Beracha and Johnson Housing Market Ranking - Paul Owers
The Top 100 U.S. Housing Markets...
A major goal of the FAU Real Estate Initiative is to provide information that will allow for more informed real estate decision making. To that end, we have developed a ranking of the top 100 housing markets around the country and will provide it monthly as the Beracha and Johnson Housing Market Ranking.
Each month, we will rank the top 100 markets based on their degree of overpricing/underpricing using open source housing price indices (HPIs). A positive score represents a premium, implying that the average property in a metro is selling above its historical implied price. A negative score represents a discount, implying that the average property in a metro is selling below its historical implied price. The degree/amount of a premium or discount is also provided in terms of a percentage difference between current prices for a market and where prices should be based on statistical modeling.

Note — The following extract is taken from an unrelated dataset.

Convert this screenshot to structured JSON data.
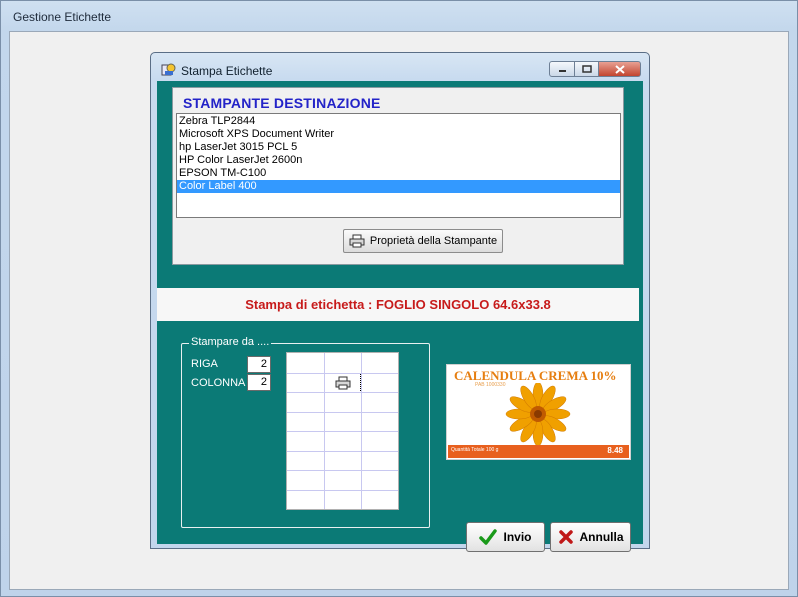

The Beracha and Johnson Housing Market Ranking is an extension of Case-Shiller and other readily available housing prices indices. HPIs provide a methodology to calculate what the average property price is within a given market at a given time. This enables an understanding of the level of current housing prices and the ability to estimate property appreciation. However, HPIs do not provide the degree to which the average property in a particular housing market is selling above or below its implied prices. The Beracha and Johnson Housing Market Ranking produces this calculation and in doing so provides additional information beyond Case-Shiller and other HPIs.
It is hoped that knowing the premium or discount for which housing is selling, on average, in a given top 100 metro will enable more informed decision making by buyers, sellers, real estate professionals, and policy makers within that market.
Average home prices are falling in 39 of the 100 largest U.S. housing markets and prices in an additional 18 metropolitan areas are expected to decline soon, according to researchers at Florida Atlantic University and Florida International University. The September price drops occurred mainly in the West, with the largest in San Jose, California, at 6.3 percent. Austin, Texas (5.5 percent); San Francisco (4.4 percent); Boise, Idaho (4.2 percent); and Salt Lake City, Utah (3.8 percent) round out the top five.
Home prices appear to have peaked in a growing number of U.S. markets, according to a July analysis by researchers at FAU and FIU.
After a decade of historic home price gains, the U.S. housing market has finally slowed, and June figures show it may already have peaked.